Have fun with the greens. Instead of choosing plain iceberg lettuce, which has little nutritive value, choose greens such as kale, arugula, romaine, spinach or bibb lettuce.

Add more plain vegetables to your salad. You can have a variety of flavor and color when making the choice to add an extra cucumber or tomato to your salad. Some delicious additions to salad you may wish to try include: asparagus, frozen green peas, snow peas, cauliflower or summer squash.

Add fruit to your salad. Adding fruits is a good way to build salads with unique flavors. Good choices include strawberries, grapes, dried cranberries, mandarin oranges, or pineapple chunks.

Pick a protein or two. If you are vegetarian, or even if you’re not, try tofu, beans or edamame on your salad for a change. If you prefer, choose lean proteins like chicken, fish or eggs. Added protein will help you stay fuller longer.

Add healthy fats to your salad. By adding healthy fats, your body can more readily absorb all of the nutrients in your healthy, veggie-filled salad. Try avocado, sunflower seeds, walnuts or almonds as an interesting topping. If you are a cheese-lover, add a portion of your low-fat favorite into the mix. Remember, a serving of cheese is 1.5 ounces or about the size of four dice.

Make your own dressing. Making your own salad dressing is a way that you can control the calories and sodium. It’s easy, just requires a few ingredients, and a shaker or a reusable glass container. Homemade dressing tastes good and is easy on the budget.
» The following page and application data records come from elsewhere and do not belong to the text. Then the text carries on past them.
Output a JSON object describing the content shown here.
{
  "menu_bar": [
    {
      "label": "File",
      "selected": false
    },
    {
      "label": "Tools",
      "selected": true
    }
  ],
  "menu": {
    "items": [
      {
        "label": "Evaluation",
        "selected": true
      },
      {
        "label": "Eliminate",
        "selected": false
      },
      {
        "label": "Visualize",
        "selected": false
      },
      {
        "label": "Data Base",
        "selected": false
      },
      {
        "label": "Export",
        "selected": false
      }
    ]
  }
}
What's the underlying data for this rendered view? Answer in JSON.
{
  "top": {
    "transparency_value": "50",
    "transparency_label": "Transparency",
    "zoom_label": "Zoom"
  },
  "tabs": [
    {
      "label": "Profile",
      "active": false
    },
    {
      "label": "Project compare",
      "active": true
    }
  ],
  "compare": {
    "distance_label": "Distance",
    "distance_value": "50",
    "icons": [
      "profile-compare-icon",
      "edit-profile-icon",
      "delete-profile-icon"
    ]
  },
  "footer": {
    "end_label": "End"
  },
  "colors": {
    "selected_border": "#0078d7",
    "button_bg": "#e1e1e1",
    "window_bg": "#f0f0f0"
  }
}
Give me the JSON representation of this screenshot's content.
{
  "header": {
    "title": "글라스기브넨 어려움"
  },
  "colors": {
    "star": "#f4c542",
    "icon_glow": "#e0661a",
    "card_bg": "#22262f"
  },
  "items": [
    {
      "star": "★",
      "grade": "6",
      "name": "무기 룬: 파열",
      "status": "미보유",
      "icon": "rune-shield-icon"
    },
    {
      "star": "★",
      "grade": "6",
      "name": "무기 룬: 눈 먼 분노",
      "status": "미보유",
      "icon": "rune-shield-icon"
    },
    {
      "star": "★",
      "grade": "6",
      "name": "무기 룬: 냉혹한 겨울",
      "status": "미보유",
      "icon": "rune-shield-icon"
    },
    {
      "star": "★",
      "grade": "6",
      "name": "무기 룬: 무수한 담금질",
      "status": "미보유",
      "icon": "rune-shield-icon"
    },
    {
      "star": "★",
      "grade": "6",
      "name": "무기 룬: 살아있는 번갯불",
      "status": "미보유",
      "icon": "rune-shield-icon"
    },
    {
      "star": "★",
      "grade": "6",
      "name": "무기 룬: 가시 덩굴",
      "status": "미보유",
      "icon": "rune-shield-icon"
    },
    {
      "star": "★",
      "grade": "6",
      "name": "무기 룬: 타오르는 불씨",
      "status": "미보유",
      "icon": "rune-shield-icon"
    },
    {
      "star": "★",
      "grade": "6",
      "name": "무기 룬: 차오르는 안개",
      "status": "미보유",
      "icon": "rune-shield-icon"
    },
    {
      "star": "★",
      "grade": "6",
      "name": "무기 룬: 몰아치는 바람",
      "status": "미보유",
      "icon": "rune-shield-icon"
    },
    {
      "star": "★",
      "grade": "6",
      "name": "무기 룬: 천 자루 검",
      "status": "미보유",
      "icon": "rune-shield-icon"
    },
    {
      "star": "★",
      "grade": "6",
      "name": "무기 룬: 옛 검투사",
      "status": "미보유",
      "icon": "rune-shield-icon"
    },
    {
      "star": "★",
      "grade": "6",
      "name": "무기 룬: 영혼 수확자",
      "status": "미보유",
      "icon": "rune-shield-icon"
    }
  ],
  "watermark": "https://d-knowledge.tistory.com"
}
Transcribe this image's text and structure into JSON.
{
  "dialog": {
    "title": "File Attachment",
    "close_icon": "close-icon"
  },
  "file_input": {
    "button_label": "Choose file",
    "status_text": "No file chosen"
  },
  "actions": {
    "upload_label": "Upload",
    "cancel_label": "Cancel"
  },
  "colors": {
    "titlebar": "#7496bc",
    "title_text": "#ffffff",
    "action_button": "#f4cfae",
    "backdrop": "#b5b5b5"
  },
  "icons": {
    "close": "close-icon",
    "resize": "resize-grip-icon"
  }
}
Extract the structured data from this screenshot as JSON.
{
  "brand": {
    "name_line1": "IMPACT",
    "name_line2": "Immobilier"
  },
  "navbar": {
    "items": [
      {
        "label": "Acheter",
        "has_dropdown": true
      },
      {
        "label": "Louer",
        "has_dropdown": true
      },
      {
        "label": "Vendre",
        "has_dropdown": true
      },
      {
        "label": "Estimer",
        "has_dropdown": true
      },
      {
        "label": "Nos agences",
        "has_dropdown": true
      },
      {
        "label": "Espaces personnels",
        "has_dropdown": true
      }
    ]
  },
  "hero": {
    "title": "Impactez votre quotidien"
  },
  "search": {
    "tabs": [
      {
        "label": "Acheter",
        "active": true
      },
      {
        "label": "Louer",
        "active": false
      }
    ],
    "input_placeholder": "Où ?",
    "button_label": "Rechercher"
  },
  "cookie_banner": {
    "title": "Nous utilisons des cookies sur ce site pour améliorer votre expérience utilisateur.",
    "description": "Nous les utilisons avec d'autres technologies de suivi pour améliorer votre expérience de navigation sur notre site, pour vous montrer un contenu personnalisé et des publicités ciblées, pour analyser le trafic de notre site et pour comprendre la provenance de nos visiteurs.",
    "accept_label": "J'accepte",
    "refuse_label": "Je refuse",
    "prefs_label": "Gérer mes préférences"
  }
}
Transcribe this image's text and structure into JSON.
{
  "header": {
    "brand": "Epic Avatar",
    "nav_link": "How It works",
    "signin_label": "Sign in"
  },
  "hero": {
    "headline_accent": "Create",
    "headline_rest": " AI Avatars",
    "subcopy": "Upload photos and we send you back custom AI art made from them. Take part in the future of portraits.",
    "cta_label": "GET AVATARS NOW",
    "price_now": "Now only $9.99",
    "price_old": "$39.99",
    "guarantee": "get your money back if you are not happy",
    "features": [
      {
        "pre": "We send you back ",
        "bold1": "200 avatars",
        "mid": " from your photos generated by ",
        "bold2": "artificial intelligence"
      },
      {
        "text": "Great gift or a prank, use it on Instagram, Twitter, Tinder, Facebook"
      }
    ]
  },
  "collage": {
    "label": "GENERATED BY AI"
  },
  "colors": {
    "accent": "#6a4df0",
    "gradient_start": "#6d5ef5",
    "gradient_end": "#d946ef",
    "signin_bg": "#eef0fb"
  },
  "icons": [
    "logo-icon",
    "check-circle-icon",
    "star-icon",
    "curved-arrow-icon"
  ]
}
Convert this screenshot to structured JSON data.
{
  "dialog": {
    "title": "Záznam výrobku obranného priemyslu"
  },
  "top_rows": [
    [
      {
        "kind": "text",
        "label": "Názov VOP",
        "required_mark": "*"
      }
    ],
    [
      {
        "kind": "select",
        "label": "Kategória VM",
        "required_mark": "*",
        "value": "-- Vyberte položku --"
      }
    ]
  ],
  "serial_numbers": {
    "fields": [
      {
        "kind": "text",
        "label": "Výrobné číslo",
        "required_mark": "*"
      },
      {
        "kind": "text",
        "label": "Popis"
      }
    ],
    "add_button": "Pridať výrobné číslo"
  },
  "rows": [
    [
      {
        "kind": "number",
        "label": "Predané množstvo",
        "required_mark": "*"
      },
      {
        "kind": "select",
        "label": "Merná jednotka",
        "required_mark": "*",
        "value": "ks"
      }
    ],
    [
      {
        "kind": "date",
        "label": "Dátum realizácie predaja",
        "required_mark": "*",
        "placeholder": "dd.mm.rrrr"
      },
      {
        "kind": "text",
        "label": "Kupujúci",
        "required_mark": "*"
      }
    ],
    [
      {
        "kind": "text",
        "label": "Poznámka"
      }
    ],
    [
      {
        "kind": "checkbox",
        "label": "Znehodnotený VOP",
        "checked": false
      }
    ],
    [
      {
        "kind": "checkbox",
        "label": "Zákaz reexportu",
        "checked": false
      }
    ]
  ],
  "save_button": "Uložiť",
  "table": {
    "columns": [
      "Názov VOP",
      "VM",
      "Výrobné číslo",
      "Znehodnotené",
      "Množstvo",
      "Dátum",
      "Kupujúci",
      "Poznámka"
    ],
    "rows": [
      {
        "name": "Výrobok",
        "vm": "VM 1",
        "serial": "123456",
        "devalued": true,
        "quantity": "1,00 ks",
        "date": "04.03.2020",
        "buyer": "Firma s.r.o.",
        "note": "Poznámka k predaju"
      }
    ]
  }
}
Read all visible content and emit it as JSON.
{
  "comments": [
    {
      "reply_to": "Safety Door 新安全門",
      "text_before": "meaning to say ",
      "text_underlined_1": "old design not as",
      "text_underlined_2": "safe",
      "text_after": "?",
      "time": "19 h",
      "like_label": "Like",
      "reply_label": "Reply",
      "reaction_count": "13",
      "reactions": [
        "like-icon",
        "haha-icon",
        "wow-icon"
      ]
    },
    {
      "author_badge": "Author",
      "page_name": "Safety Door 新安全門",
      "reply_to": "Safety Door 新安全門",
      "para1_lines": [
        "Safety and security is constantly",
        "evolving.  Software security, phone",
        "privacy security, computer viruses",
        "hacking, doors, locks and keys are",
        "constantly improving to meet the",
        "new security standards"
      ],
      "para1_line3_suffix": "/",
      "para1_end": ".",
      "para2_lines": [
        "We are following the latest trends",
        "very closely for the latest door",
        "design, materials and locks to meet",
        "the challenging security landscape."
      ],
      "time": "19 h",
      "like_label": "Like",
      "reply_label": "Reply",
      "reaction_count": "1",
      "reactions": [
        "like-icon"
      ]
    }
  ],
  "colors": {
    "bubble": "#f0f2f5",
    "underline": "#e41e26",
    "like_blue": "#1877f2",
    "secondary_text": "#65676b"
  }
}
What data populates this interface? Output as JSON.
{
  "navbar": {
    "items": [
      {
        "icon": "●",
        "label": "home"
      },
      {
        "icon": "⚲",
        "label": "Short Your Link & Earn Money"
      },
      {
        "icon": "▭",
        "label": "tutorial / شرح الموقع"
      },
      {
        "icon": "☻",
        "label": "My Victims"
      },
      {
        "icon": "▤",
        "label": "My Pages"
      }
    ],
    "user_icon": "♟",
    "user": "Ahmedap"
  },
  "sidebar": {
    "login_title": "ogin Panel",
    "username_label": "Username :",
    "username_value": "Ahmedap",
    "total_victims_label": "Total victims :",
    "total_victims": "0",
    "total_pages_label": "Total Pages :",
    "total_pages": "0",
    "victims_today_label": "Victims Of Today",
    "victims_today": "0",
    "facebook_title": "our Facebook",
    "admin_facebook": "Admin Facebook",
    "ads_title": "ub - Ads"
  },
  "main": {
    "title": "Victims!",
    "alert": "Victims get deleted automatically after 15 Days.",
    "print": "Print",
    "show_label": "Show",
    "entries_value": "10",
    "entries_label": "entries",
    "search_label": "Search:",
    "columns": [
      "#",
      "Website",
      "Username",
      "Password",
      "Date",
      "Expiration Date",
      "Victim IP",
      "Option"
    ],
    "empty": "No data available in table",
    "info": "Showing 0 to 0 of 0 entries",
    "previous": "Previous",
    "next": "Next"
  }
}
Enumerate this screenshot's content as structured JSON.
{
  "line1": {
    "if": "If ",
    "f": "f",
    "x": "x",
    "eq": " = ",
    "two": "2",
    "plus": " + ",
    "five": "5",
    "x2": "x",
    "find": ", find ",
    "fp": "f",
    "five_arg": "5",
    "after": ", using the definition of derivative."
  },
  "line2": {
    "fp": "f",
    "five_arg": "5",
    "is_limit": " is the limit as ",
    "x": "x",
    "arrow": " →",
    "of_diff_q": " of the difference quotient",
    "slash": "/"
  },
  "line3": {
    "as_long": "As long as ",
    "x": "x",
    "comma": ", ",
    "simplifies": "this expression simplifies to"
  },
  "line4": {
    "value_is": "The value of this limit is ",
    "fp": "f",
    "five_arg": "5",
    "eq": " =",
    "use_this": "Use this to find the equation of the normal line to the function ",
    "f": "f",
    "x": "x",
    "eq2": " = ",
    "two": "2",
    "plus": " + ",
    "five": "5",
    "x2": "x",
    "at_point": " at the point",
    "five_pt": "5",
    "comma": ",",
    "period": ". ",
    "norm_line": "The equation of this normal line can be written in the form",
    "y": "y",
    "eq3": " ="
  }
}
Compare the calories and sodium in the recipes with commercially made dressings. Remember, dressing is designed to enhance the flavors in your salad, so one to two tablespoons are sufficient.

Don’t let your salad sabotage your health; make healthier salad choices. Here are some recipes to get you started.

Ellen Owens is director for the Pasquotank County N.C. Cooperative Extension office.